How Bill Wisniewski Reworks His Engines
June 1957 American Modeler
Bill Wisniewski was a world-class competitor in the control line realm back in the 1950s and 1960s. His "Pink Lady" series of models were particularly successful. Website visitor Barrie H. requested that I post an article from the June 1957 American Modeler on how Bill reworks his engines for maximum performance. "The engine as you receive it is a powerplant worthy of your best efforts. However, it is built as good as machinery can make it and requires a personal touch to get the most out of it."|
How Bill Wisniewski Reworks His Engines
Special Editor's note to newcomers: The following information is "hot stuff" for model plane competition flyers. Every speed contender will welcome Bill's report. But we do not recommend that unskilled or novice modelers attempt this hop-up procedure. Remember, your purchase guarantee is void on any engine the moment you start reworking it!
I have been asked many times what the experts do to an engine which is to be used for racing purposes. I have been working with speed models and engines for quite a few years, and I pass on to you what information I have acquired. This deals mainly with the K&B-Allyn "Torpedo" engines, but can be applied to other makes as well.
First a few words about the engine as it comes from the factory. The engine as you receive it is a powerplant worthy of your best efforts. However, it is built as good as machinery can make it and requires a "personal" touch to get the most out of it.
Now we start to work. Disassemble your engine and lay parts out on a clean surface. The cylinder and head on a .19 or .15 should be turned down in a lathe to the same diameter as the top surface of the crankcase (.19 is 1.125" and .15 is 1.000"). The .29R is already in this condition so no turning is required.

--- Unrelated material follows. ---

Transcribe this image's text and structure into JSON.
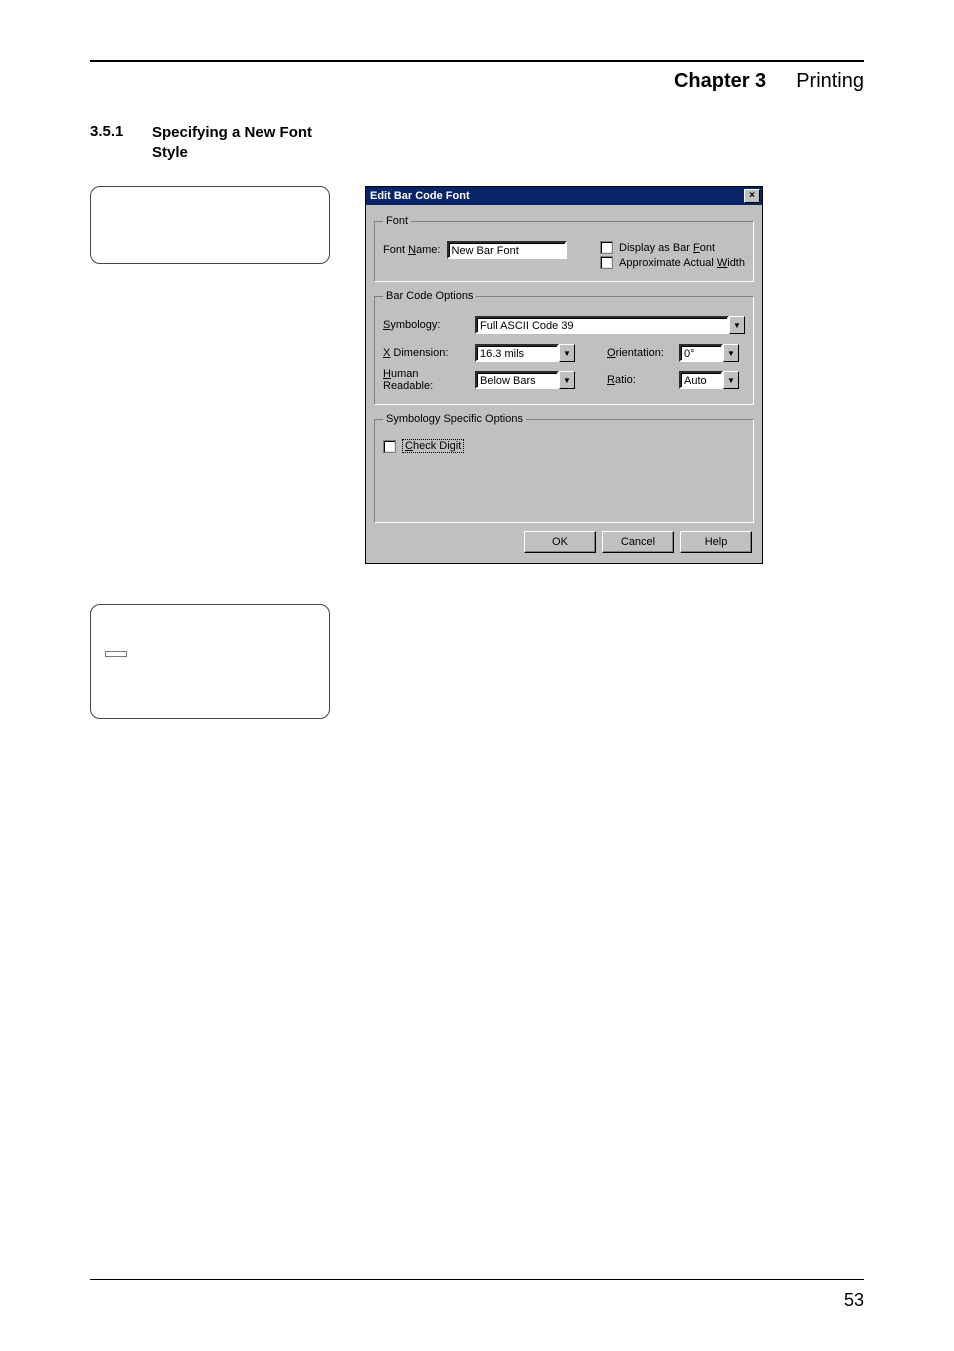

You will notice that the ports in the sleeve have round corners. In order to insure a free flow of fuel into the cylinder we file the intake port so that the corners are square, being careful not to raise the top. The lower edge of the intake port is beveled to a sharp edge. Do not touch the exhaust port as the round corners help keep the piston in line.
Remove all burrs and polish intake side of sleeve. Clean thoroughly and push the piston up through the sleeve until the flat part of the piston is even with the bottom of the exhaust port. Check to be sure the baffle is the correct height. You should be able to see the top edge of the intake port over the top of the baffle. If you can't see the port file or grind the top of the baffle until you can.

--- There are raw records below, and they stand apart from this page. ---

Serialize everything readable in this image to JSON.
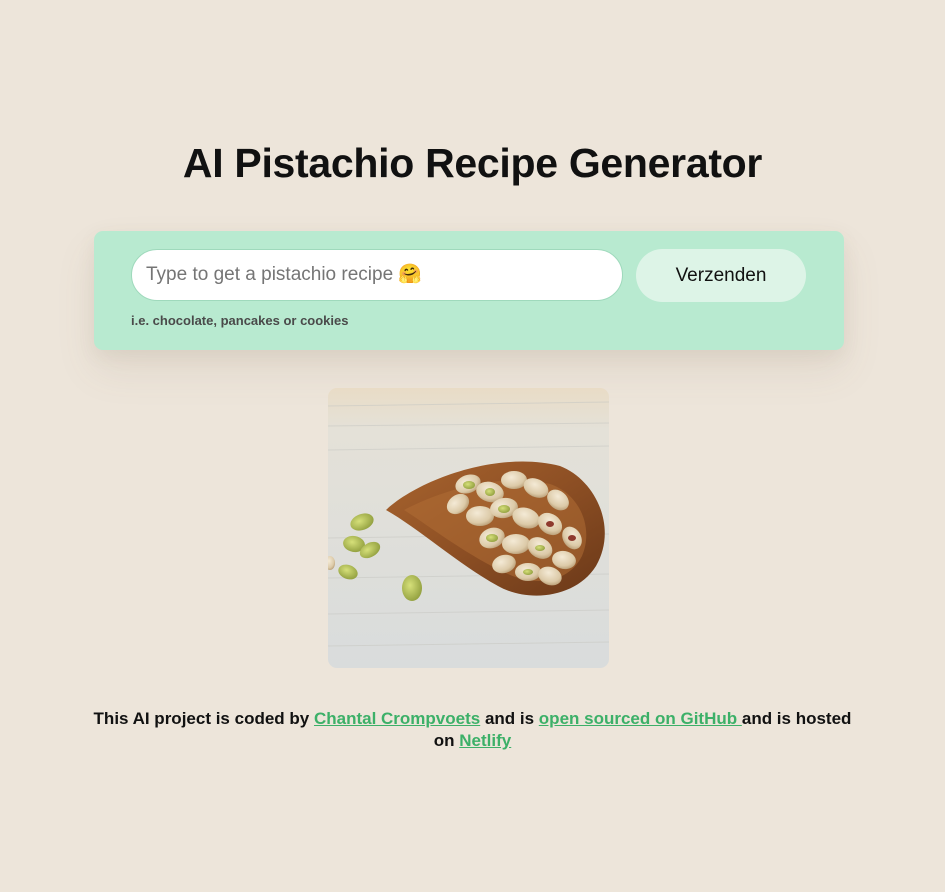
{
  "page": {
    "title": "AI Pistachio Recipe Generator"
  },
  "form": {
    "input_placeholder": "Type to get a pistachio recipe 🤗",
    "input_value": "",
    "submit_label": "Verzenden",
    "hint": "i.e. chocolate, pancakes or cookies"
  },
  "image": {
    "alt": "pistachios in a wooden scoop",
    "icon": "pistachio-photo"
  },
  "footer": {
    "text_before_author": "This AI project is coded by ",
    "author_link": "Chantal Crompvoets",
    "text_middle": " and is ",
    "github_link": "open sourced on GitHub ",
    "text_before_host": "and is hosted on ",
    "host_link": "Netlify"
  },
  "colors": {
    "background": "#ede5da",
    "card": "#b8ead0",
    "button": "#ddf4e7",
    "link": "#3cb068"
  }
}
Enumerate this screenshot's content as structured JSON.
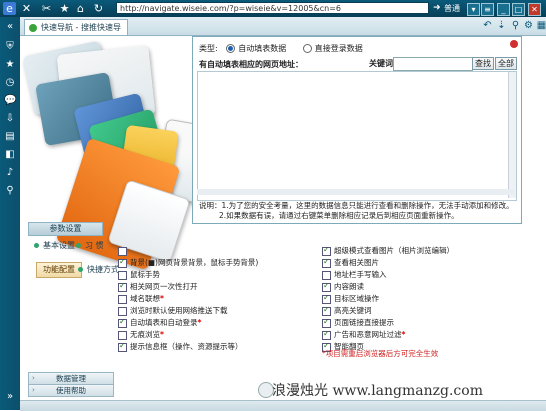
{
  "topbar": {
    "url": "http://navigate.wiseie.com/?p=wiseie&v=12005&cn=6",
    "mode_label": "普通",
    "go_icon": "arrow-right-icon"
  },
  "tab": {
    "label": "快速导航 - 搜推快速导航"
  },
  "dialog": {
    "type_label": "类型:",
    "radio_auto": "自动填表数据",
    "radio_login": "直接登录数据",
    "list_heading": "有自动填表相应的网页地址：",
    "keyword_label": "关键词:",
    "keyword_value": "",
    "search_button": "查找",
    "all_button": "全部",
    "note_line1": "说明：1.为了您的安全考量，这里的数据信息只能进行查看和删除操作，无法手动添加和修改。",
    "note_line2": "2.如果数据有误，请通过右键菜单删除相应记录后到相应页面重新操作。"
  },
  "settings": {
    "header": "参数设置",
    "categories": [
      {
        "label": "基本设置"
      },
      {
        "label": "习 惯"
      }
    ],
    "side_button": "功能配置",
    "side_label": "快捷方式",
    "bottom_buttons": [
      "数据管理",
      "使用帮助"
    ],
    "left_options": [
      {
        "label": "",
        "checked": false
      },
      {
        "label": "背景(■)网页背景背景，鼠标手势背景)",
        "checked": true
      },
      {
        "label": "鼠标手势",
        "checked": false
      },
      {
        "label": "相关网页一次性打开",
        "checked": true
      },
      {
        "label": "域名联想",
        "checked": false,
        "flag": true
      },
      {
        "label": "浏览时默认使用网络推送下载",
        "checked": false
      },
      {
        "label": "自动填表和自动登录",
        "checked": true,
        "flag": true
      },
      {
        "label": "无痕浏览",
        "checked": false,
        "flag": true
      },
      {
        "label": "提示信息框（操作、资源提示等）",
        "checked": true
      }
    ],
    "right_options": [
      {
        "label": "超级模式查看图片（相片浏览编辑）",
        "checked": true
      },
      {
        "label": "查看相关图片",
        "checked": true
      },
      {
        "label": "地址栏手写输入",
        "checked": false
      },
      {
        "label": "内容朗读",
        "checked": true
      },
      {
        "label": "目标区域操作",
        "checked": true
      },
      {
        "label": "高亮关键词",
        "checked": true
      },
      {
        "label": "页面链接直接提示",
        "checked": true
      },
      {
        "label": "广告和恶意网址过滤",
        "checked": true,
        "flag": true
      },
      {
        "label": "智能翻页",
        "checked": true
      }
    ],
    "warning": "*项目需重启浏览器后方可完全生效"
  },
  "watermark": "浪漫烛光 www.langmanzg.com",
  "colors": {
    "titlebar": "#0b5a7a",
    "accent_green": "#2ea36a",
    "warning_red": "#d02020"
  }
}
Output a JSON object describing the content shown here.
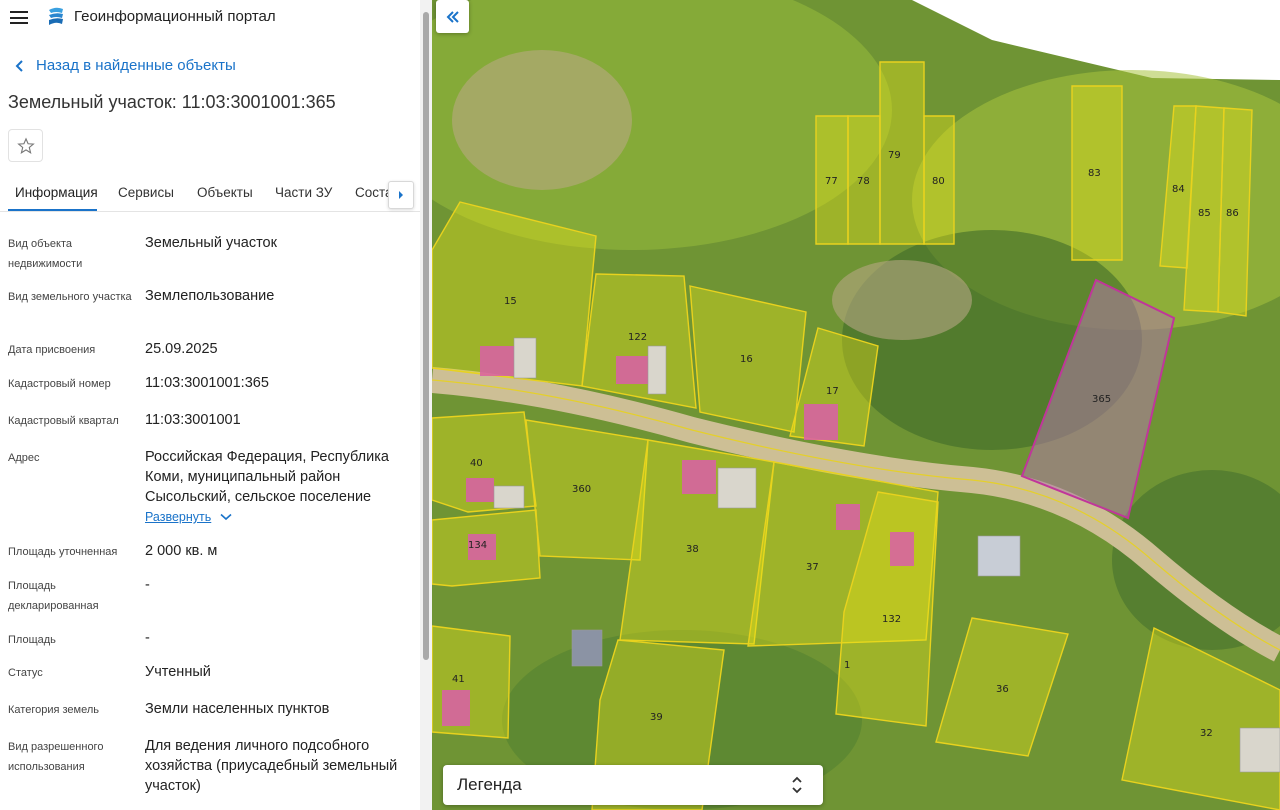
{
  "header": {
    "menu_icon": "hamburger-icon",
    "logo_icon": "portal-logo-icon",
    "app_title": "Геоинформационный портал"
  },
  "back_link": {
    "label": "Назад в найденные объекты",
    "icon": "chevron-left-icon"
  },
  "object_title": "Земельный участок: 11:03:3001001:365",
  "favorite_icon": "star-icon",
  "tabs": [
    {
      "label": "Информация",
      "active": true
    },
    {
      "label": "Сервисы",
      "active": false
    },
    {
      "label": "Объекты",
      "active": false
    },
    {
      "label": "Части ЗУ",
      "active": false
    },
    {
      "label": "Соста",
      "active": false
    }
  ],
  "tabs_scroll_icon": "chevron-right-icon",
  "properties": {
    "kind_label": "Вид объекта недвижимости",
    "kind_value": "Земельный участок",
    "parcel_kind_label": "Вид земельного участка",
    "parcel_kind_value": "Землепользование",
    "date_label": "Дата присвоения",
    "date_value": "25.09.2025",
    "cad_number_label": "Кадастровый номер",
    "cad_number_value": "11:03:3001001:365",
    "cad_block_label": "Кадастровый квартал",
    "cad_block_value": "11:03:3001001",
    "address_label": "Адрес",
    "address_value": "Российская Федерация, Республика Коми, муниципальный район Сысольский, сельское поселение",
    "expand_label": "Развернуть",
    "area_spec_label": "Площадь уточненная",
    "area_spec_value": "2 000 кв. м",
    "area_decl_label": "Площадь декларированная",
    "area_decl_value": "-",
    "area_label": "Площадь",
    "area_value": "-",
    "status_label": "Статус",
    "status_value": "Учтенный",
    "category_label": "Категория земель",
    "category_value": "Земли населенных пунктов",
    "usage_label": "Вид разрешенного использования",
    "usage_value": "Для ведения личного подсобного хозяйства (приусадебный земельный участок)"
  },
  "map": {
    "collapse_icon": "double-chevron-left-icon",
    "legend_label": "Легенда",
    "legend_toggle_icon": "up-down-chevron-icon",
    "parcel_numbers": [
      "79",
      "77",
      "78",
      "80",
      "83",
      "84",
      "85",
      "86",
      "15",
      "122",
      "16",
      "17",
      "365",
      "40",
      "360",
      "134",
      "38",
      "37",
      "132",
      "1",
      "41",
      "39",
      "36",
      "32"
    ],
    "selected_parcel": "365",
    "colors": {
      "parcel_fill": "#e6e21a",
      "parcel_border": "#e8d21e",
      "selected_border": "#c0369a",
      "road": "#c8b98f",
      "building_highlight": "#d95ea8"
    }
  }
}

The new style .19 (with rounded ports) and the .15 have a low compression ratio and should be raised by facing the top of the cylinder (.030" for .19 and .020" for .15) on a lathe.
Piston and cylinder should be carefully hand-lapped using a fine grade of lapping compound (auto rubbing compound such as DuPont # 7 with oil works good). For my purposes the piston and cylinder as they come from the factory are set up a little too tight for free running. Be careful with this operation or you will not have any compression when you are through. It is better to leave it a little bit tight and run it. If it freezes at high rpm lap it again. Clean piston and cylinder thoroughly with soap and hot water, dry them, and coat all over with oil.

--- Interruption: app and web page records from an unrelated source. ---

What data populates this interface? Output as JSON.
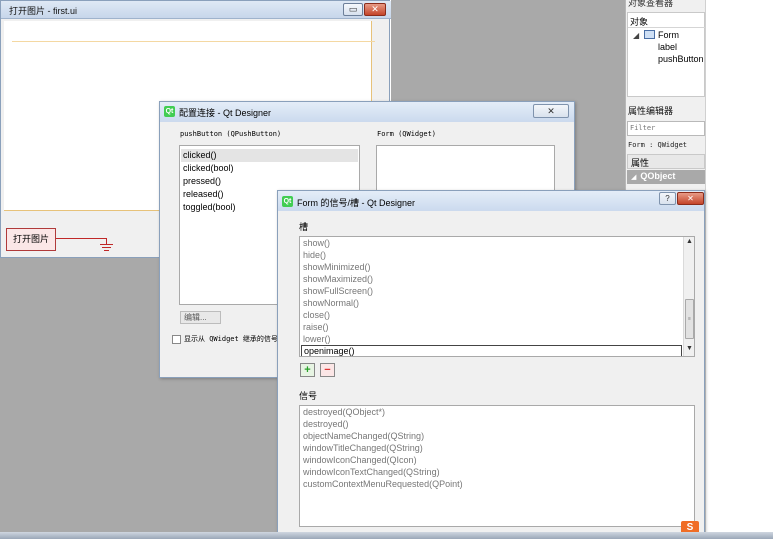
{
  "background_window": {
    "title": "打开图片 - first.ui",
    "min_label": "▭",
    "close_label": "✕",
    "button_text": "打开图片"
  },
  "right_panel": {
    "object_inspector_title": "对象查看器",
    "object_header": "对象",
    "tree": {
      "expand_arrow": "◢",
      "form": "Form",
      "label": "label",
      "pushbutton": "pushButton"
    },
    "property_editor_title": "属性编辑器",
    "filter_placeholder": "Filter",
    "class_line": "Form : QWidget",
    "property_header": "属性",
    "qobject_arrow": "◢",
    "qobject_section": "QObject"
  },
  "config_dialog": {
    "icon_text": "Qt",
    "title": "配置连接 - Qt Designer",
    "close_label": "✕",
    "sender_label": "pushButton (QPushButton)",
    "receiver_label": "Form (QWidget)",
    "signals": [
      "clicked()",
      "clicked(bool)",
      "pressed()",
      "released()",
      "toggled(bool)"
    ],
    "edit_button": "编辑...",
    "inherit_checkbox": "显示从 QWidget 继承的信号和槽"
  },
  "signals_slots_dialog": {
    "icon_text": "Qt",
    "title": "Form 的信号/槽 - Qt Designer",
    "help_label": "?",
    "close_label": "✕",
    "slots_heading": "槽",
    "slots": [
      "show()",
      "hide()",
      "showMinimized()",
      "showMaximized()",
      "showFullScreen()",
      "showNormal()",
      "close()",
      "raise()",
      "lower()"
    ],
    "selected_slot": "openimage()",
    "scroll_up": "▲",
    "scroll_grip": "≡",
    "scroll_down": "▼",
    "add_label": "+",
    "remove_label": "−",
    "signals_heading": "信号",
    "signals": [
      "destroyed(QObject*)",
      "destroyed()",
      "objectNameChanged(QString)",
      "windowTitleChanged(QString)",
      "windowIconChanged(QIcon)",
      "windowIconTextChanged(QString)",
      "customContextMenuRequested(QPoint)"
    ],
    "ime_badge": "S"
  },
  "colors": {
    "accent_red": "#c02828",
    "qt_green": "#41cd52",
    "gray_area": "#a9a9a9"
  }
}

The crankcase is next. File the exhaust stack flush with fin diameter to fit in cowling. Tap the needle valve hole with a 10-32 tap. You will notice a fairly heavy burr caused by flash from the die at the bottom of the bypass. This should be removed and the bypass polished. The venturi is filed at an angle and excess material removed from the inside to fair to a thin edge around the top and polish. Check the main bearing for fit with the shaft. The shaft should be a free running fit-that is about .002" clearance.
The crankshaft port should be cleaned up with a small grinder. Grind web in port away to the edge of the port. Then check the port opening. The port should open 28° after bottom dead center and should close at 45° after top dead center. You may have to grind away the port to get the proper opening and closing. All engines are not the same - As I said before, the engine cannot be made any better than the machines that make them. This is an important step in reworking your engine. After obtaining the desired timing polish the crankshaft journal and crankpin to remove any slight burrs that may be there. Assemble engine and run it until you are sure it is free.
The fuel I have been using is as follows: 15% castor oil, 5% polyoxide oil (which is available from outboard boat racing shops), 10% nitro-benzine, 55% nitro-methane, 15% methanol. This should be mixed at least one week before using and stored in dark bottles.
This procedure coupled with the fuel has given very good results in my "Pink Ladies." Hope it does the same for you.
Posted April 7, 2011